I was spoiled by a solid job market within a bullish industry and did not max out my 401k let alone contribute to it nor did I set up a savings account despite the consistent pleading of my parents.

Then a move uptown came when the movers politely drove away with every last item I owned, never to be seen again. It may be hard to comprehend but a robbery was one of the most valuable life lessons I ever received.

Like the pre-bandit me, many singles save little because they have only themselves to worry about when in fact, planning is even more crucial for singles because they must face every financial challenge independently. During my disaster recovery, I learned some money management tips (and other safety tips) that I think every single should consider:

1. Learn to live within your means:
Whether it is expensive purses or the latest must have electronic gadget, many singles tend to spend beyond their means. To live with a moderate mindset, learn to make conscious and realistic purchasing decisions. Keep track of spending in a journal and make smart adjustments on a regular basis. Your new found awareness will allow you to differentiate must-have purchases from those which are indulgences, keeping expenses at bay.

2. Set up an emergency fund: No one should ever have to deal with a robbery but face it, bad things happen all the time. Better to be on the safe side by stashing away some cash (at three to six months' income) in a high-yield savings account. Remember these monies are a safety net, so do not spend them on "shoegasms" no matter how good it might feel. The best way to avoid temptation? Leave those credit cards at home!

3. Be on top of bills: Timely payment is important but you must also be sure to review monthly statements from services and credit card providers. These days, you never know who has tapped into your accounts! So look out for cash discrepancies based on your monthly deposits and withdrawals as well as faulty expenses that may be charged to your account.

4. Keep Records Straight: Invest in a file folder and keep a copy of every receipt, warrantee, invoice or financial and medical statement you receive. This way you will be able to return items that have gone faulty, dispute fraud charges and be on top of deductions when it comes time to pay taxes. And though we don?t wish it upon anyone, be able to prove insurance claims should the time come.
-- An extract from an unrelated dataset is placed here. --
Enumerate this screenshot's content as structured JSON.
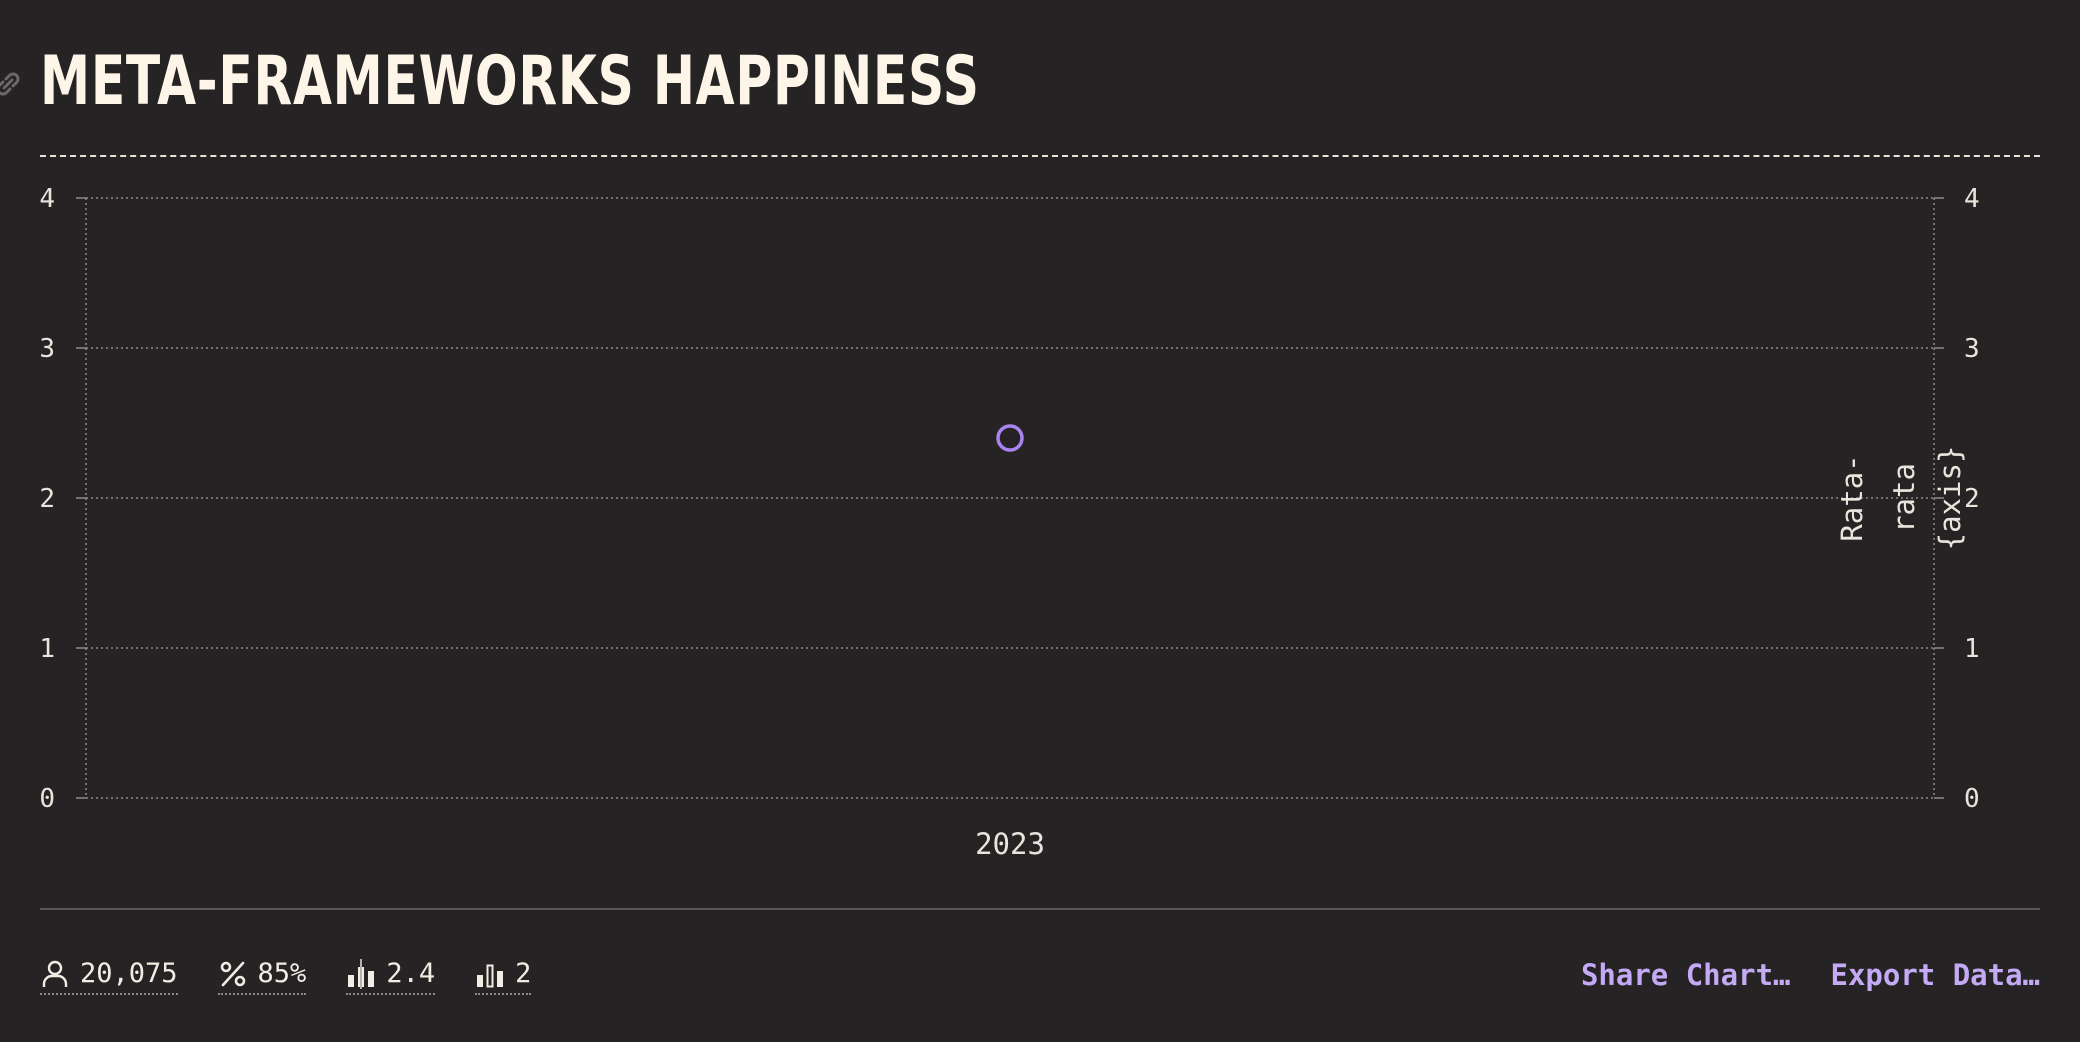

5. Max Out on Your 401k: Start investing for retirement! Maximizing use of your employer's retirement plan or starting a simplified employee pension plan (SEP) if you're self-employed is important for singles as a way to save for their future while getting a valuable tax break in the bargain.

 

Click here to read more from Single Edition